Stress makes couples fight, and one of the biggest life stressors is financial insecurity. Thanks to the bludgeoned economy, life is starting to feel like one long financial stress test for more and more households, with millions of Canadians losing their jobs, collecting CERB, putting holds on their mortgages or closing their small businesses — and those are the lucky ones who aren’t scrambling to afford the very basics. As Sofin points out, a couple’s income prior to the pandemic and the type of work they do will be an indicator of how well they’re positioned to get through it.
“Some couples have done really well, even better than pre-pandemic, in some cases. But if you both work in retail, where you’re being exposed every day, and you’re living in a small place like an apartment, your level of stress and anxiety is going through the roof,” he says. “There’s going to be a huge socio-economic divide about how Covid-19 impacts couples and families.”

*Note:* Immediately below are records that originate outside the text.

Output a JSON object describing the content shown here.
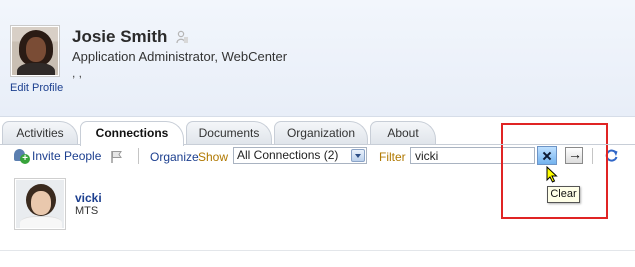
{
  "profile": {
    "name": "Josie Smith",
    "title": "Application Administrator, WebCenter",
    "extra": ", ,",
    "edit_label": "Edit Profile"
  },
  "tabs": [
    {
      "label": "Activities",
      "active": false
    },
    {
      "label": "Connections",
      "active": true
    },
    {
      "label": "Documents",
      "active": false
    },
    {
      "label": "Organization",
      "active": false
    },
    {
      "label": "About",
      "active": false
    }
  ],
  "toolbar": {
    "invite_label": "Invite People",
    "organize_label": "Organize",
    "show_label": "Show",
    "show_value": "All Connections (2)",
    "filter_label": "Filter",
    "filter_value": "vicki",
    "tooltip": "Clear"
  },
  "connections": [
    {
      "name": "vicki",
      "role": "MTS"
    }
  ],
  "colors": {
    "accent_link": "#1c3f8f",
    "highlight": "#e02424",
    "label_gold": "#b07800"
  },
  "icons": [
    "presence-icon",
    "invite-people-icon",
    "flag-icon",
    "clear-icon",
    "go-arrow-icon",
    "refresh-icon",
    "pointer-cursor-icon"
  ]
}
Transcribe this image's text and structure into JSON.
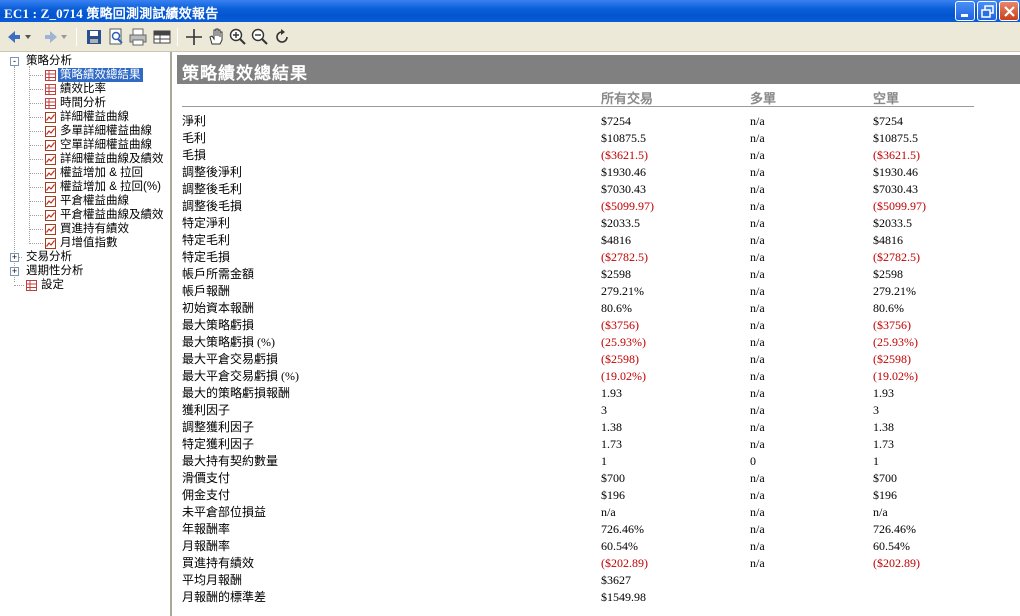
{
  "window": {
    "title": "EC1 : Z_0714 策略回測測試績效報告"
  },
  "toolbar": {
    "icons": [
      "nav-back-icon",
      "nav-forward-icon",
      "save-icon",
      "print-preview-icon",
      "print-icon",
      "grid-icon",
      "crosshair-icon",
      "hand-icon",
      "zoom-in-icon",
      "zoom-out-icon",
      "refresh-icon"
    ]
  },
  "tree": {
    "root": {
      "label": "策略分析",
      "expander": "-"
    },
    "children": [
      {
        "label": "策略績效總結果",
        "icon": "table"
      },
      {
        "label": "績效比率",
        "icon": "table"
      },
      {
        "label": "時間分析",
        "icon": "table"
      },
      {
        "label": "詳細權益曲線",
        "icon": "chart"
      },
      {
        "label": "多單詳細權益曲線",
        "icon": "chart"
      },
      {
        "label": "空單詳細權益曲線",
        "icon": "chart"
      },
      {
        "label": "詳細權益曲線及績效",
        "icon": "chart"
      },
      {
        "label": "權益增加 & 拉回",
        "icon": "chart"
      },
      {
        "label": "權益增加 & 拉回(%)",
        "icon": "chart"
      },
      {
        "label": "平倉權益曲線",
        "icon": "chart"
      },
      {
        "label": "平倉權益曲線及績效",
        "icon": "chart"
      },
      {
        "label": "買進持有績效",
        "icon": "chart"
      },
      {
        "label": "月增值指數",
        "icon": "chart"
      }
    ],
    "trade_analysis": {
      "label": "交易分析",
      "expander": "+"
    },
    "periodic_analysis": {
      "label": "週期性分析",
      "expander": "+"
    },
    "settings": {
      "label": "設定"
    }
  },
  "report": {
    "title": "策略績效總結果",
    "columns": [
      "所有交易",
      "多單",
      "空單"
    ],
    "rows": [
      {
        "label": "淨利",
        "all": "$7254",
        "long": "n/a",
        "short": "$7254",
        "neg": false
      },
      {
        "label": "毛利",
        "all": "$10875.5",
        "long": "n/a",
        "short": "$10875.5",
        "neg": false
      },
      {
        "label": "毛損",
        "all": "($3621.5)",
        "long": "n/a",
        "short": "($3621.5)",
        "neg": true
      },
      {
        "label": "調整後淨利",
        "all": "$1930.46",
        "long": "n/a",
        "short": "$1930.46",
        "neg": false
      },
      {
        "label": "調整後毛利",
        "all": "$7030.43",
        "long": "n/a",
        "short": "$7030.43",
        "neg": false
      },
      {
        "label": "調整後毛損",
        "all": "($5099.97)",
        "long": "n/a",
        "short": "($5099.97)",
        "neg": true
      },
      {
        "label": "特定淨利",
        "all": "$2033.5",
        "long": "n/a",
        "short": "$2033.5",
        "neg": false
      },
      {
        "label": "特定毛利",
        "all": "$4816",
        "long": "n/a",
        "short": "$4816",
        "neg": false
      },
      {
        "label": "特定毛損",
        "all": "($2782.5)",
        "long": "n/a",
        "short": "($2782.5)",
        "neg": true
      },
      {
        "label": "帳戶所需金額",
        "all": "$2598",
        "long": "n/a",
        "short": "$2598",
        "neg": false
      },
      {
        "label": "帳戶報酬",
        "all": "279.21%",
        "long": "n/a",
        "short": "279.21%",
        "neg": false
      },
      {
        "label": "初始資本報酬",
        "all": "80.6%",
        "long": "n/a",
        "short": "80.6%",
        "neg": false
      },
      {
        "label": "最大策略虧損",
        "all": "($3756)",
        "long": "n/a",
        "short": "($3756)",
        "neg": true
      },
      {
        "label": "最大策略虧損 (%)",
        "all": "(25.93%)",
        "long": "n/a",
        "short": "(25.93%)",
        "neg": true
      },
      {
        "label": "最大平倉交易虧損",
        "all": "($2598)",
        "long": "n/a",
        "short": "($2598)",
        "neg": true
      },
      {
        "label": "最大平倉交易虧損 (%)",
        "all": "(19.02%)",
        "long": "n/a",
        "short": "(19.02%)",
        "neg": true
      },
      {
        "label": "最大的策略虧損報酬",
        "all": "1.93",
        "long": "n/a",
        "short": "1.93",
        "neg": false
      },
      {
        "label": "獲利因子",
        "all": "3",
        "long": "n/a",
        "short": "3",
        "neg": false
      },
      {
        "label": "調整獲利因子",
        "all": "1.38",
        "long": "n/a",
        "short": "1.38",
        "neg": false
      },
      {
        "label": "特定獲利因子",
        "all": "1.73",
        "long": "n/a",
        "short": "1.73",
        "neg": false
      },
      {
        "label": "最大持有契約數量",
        "all": "1",
        "long": "0",
        "short": "1",
        "neg": false
      },
      {
        "label": "滑價支付",
        "all": "$700",
        "long": "n/a",
        "short": "$700",
        "neg": false
      },
      {
        "label": "佣金支付",
        "all": "$196",
        "long": "n/a",
        "short": "$196",
        "neg": false
      },
      {
        "label": "未平倉部位損益",
        "all": "n/a",
        "long": "n/a",
        "short": "n/a",
        "neg": false
      },
      {
        "label": "年報酬率",
        "all": "726.46%",
        "long": "n/a",
        "short": "726.46%",
        "neg": false
      },
      {
        "label": "月報酬率",
        "all": "60.54%",
        "long": "n/a",
        "short": "60.54%",
        "neg": false
      },
      {
        "label": "買進持有績效",
        "all": "($202.89)",
        "long": "n/a",
        "short": "($202.89)",
        "neg": true
      },
      {
        "label": "平均月報酬",
        "all": "$3627",
        "long": "",
        "short": "",
        "neg": false
      },
      {
        "label": "月報酬的標準差",
        "all": "$1549.98",
        "long": "",
        "short": "",
        "neg": false
      }
    ]
  },
  "colors": {
    "negative": "#c00000",
    "header_band": "#808080",
    "column_header": "#8a8a8a",
    "selection": "#316ac5"
  }
}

While my husband and I definitely saw a dip in our household income, thanks to my gig-based occupation (and a subsequent sweat-inducing dive into ye olde line of credit), my marriage’s ability to weather the storm — so far, anyway — is in no doubt buoyed by a hearty baseline of privilege. We live in a house where we could each carve out our own small “office” space, my husband doesn’t seem to be in danger of losing his job, and we both have white-collar professions we can do while hiding at home. Things I thought of as little luxuries before, like having a small backyard — oh precious, precious backyard — where even during the strictest phases we’re able to get some fresh air, suddenly become game-changers.

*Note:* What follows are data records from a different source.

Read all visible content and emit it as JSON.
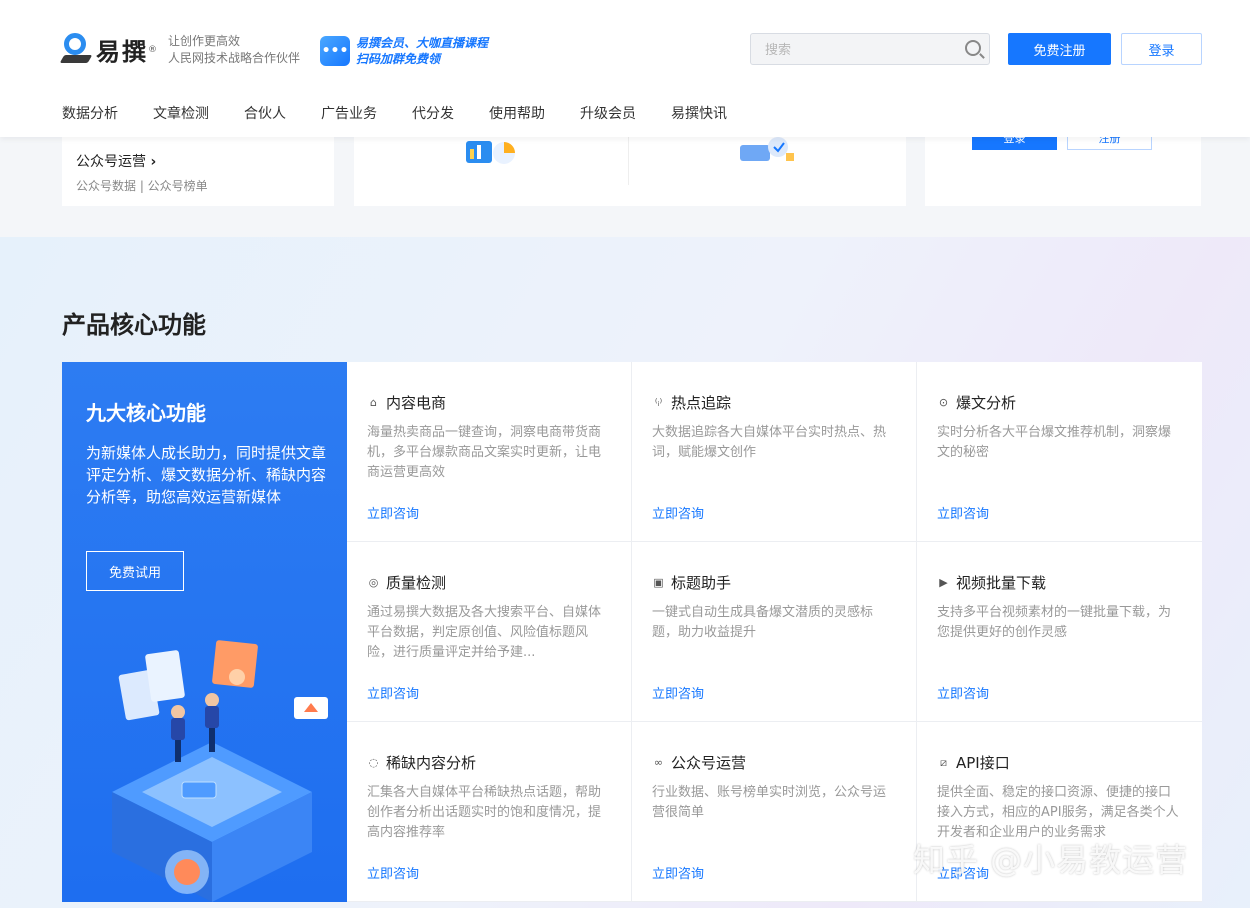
{
  "header": {
    "logo_text": "易撰",
    "logo_reg": "®",
    "slogan_line1": "让创作更高效",
    "slogan_line2": "人民网技术战略合作伙伴",
    "promo_line1": "易撰会员、大咖直播课程",
    "promo_line2": "扫码加群免费领",
    "search_placeholder": "搜索",
    "register_label": "免费注册",
    "login_label": "登录"
  },
  "nav": {
    "items": [
      "数据分析",
      "文章检测",
      "合伙人",
      "广告业务",
      "代分发",
      "使用帮助",
      "升级会员",
      "易撰快讯"
    ]
  },
  "partial": {
    "left_title": "公众号运营",
    "left_subtitle": "公众号数据 | 公众号榜单",
    "right_btn1": "登录",
    "right_btn2": "注册"
  },
  "section": {
    "title": "产品核心功能",
    "panel": {
      "title": "九大核心功能",
      "desc": "为新媒体人成长助力，同时提供文章评定分析、爆文数据分析、稀缺内容分析等，助您高效运营新媒体",
      "button": "免费试用"
    },
    "features": [
      {
        "title": "内容电商",
        "icon": "bag-icon",
        "desc": "海量热卖商品一键查询，洞察电商带货商机，多平台爆款商品文案实时更新，让电商运营更高效",
        "link": "立即咨询"
      },
      {
        "title": "热点追踪",
        "icon": "signal-icon",
        "desc": "大数据追踪各大自媒体平台实时热点、热词，赋能爆文创作",
        "link": "立即咨询"
      },
      {
        "title": "爆文分析",
        "icon": "target-icon",
        "desc": "实时分析各大平台爆文推荐机制，洞察爆文的秘密",
        "link": "立即咨询"
      },
      {
        "title": "质量检测",
        "icon": "check-circle-icon",
        "desc": "通过易撰大数据及各大搜索平台、自媒体平台数据，判定原创值、风险值标题风险，进行质量评定并给予建...",
        "link": "立即咨询"
      },
      {
        "title": "标题助手",
        "icon": "title-doc-icon",
        "desc": "一键式自动生成具备爆文潜质的灵感标题，助力收益提升",
        "link": "立即咨询"
      },
      {
        "title": "视频批量下载",
        "icon": "video-icon",
        "desc": "支持多平台视频素材的一键批量下载，为您提供更好的创作灵感",
        "link": "立即咨询"
      },
      {
        "title": "稀缺内容分析",
        "icon": "chat-icon",
        "desc": "汇集各大自媒体平台稀缺热点话题，帮助创作者分析出话题实时的饱和度情况，提高内容推荐率",
        "link": "立即咨询"
      },
      {
        "title": "公众号运营",
        "icon": "wechat-icon",
        "desc": "行业数据、账号榜单实时浏览，公众号运营很简单",
        "link": "立即咨询"
      },
      {
        "title": "API接口",
        "icon": "api-icon",
        "desc": "提供全面、稳定的接口资源、便捷的接口接入方式，相应的API服务，满足各类个人开发者和企业用户的业务需求",
        "link": "立即咨询"
      }
    ]
  },
  "watermark": "知乎 @小易教运营"
}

So, deep fractures of festering resentment, boredom and anxiety? Covered! But what about that magical light that’s supposed to shine through the cracks in your Covid-tested bond?
In some ways, this sudden worldwide experiment might be a harbinger of positive change, at least when it comes to what we expect or need from our relationships. I spoke with several women, for example, who said the sheer amount of pandemic bickering finally convinced their partners to go to couples therapy or even just actually talk about their relationship at all. Others reported happy shifts on that excruciatingly boring but endlessly draining issue of the chores. Everyone’s partnerships shifted somehow, because really, it would be almost impossible for them not to. “The world is different, so my relationship is different,” says Theresa, 40. “Covid-19 is going to affect us permanently.”
“Many women I talked to for my book told me they wanted to blow it all up,” says Calhoun. “They were so frustrated and so exhausted. The pandemic kind of did that — it did blow it all up. A lot of jobs got lost, a lot of marriages were upturned, the kids’ schedules went out the window, and everything just went back to zero. A lot of women I’ve heard from since Covid-19 are saying, ‘We want to build back our lives and our relationships in a more satisfying way,’ and maybe there’s an opportunity for that now.”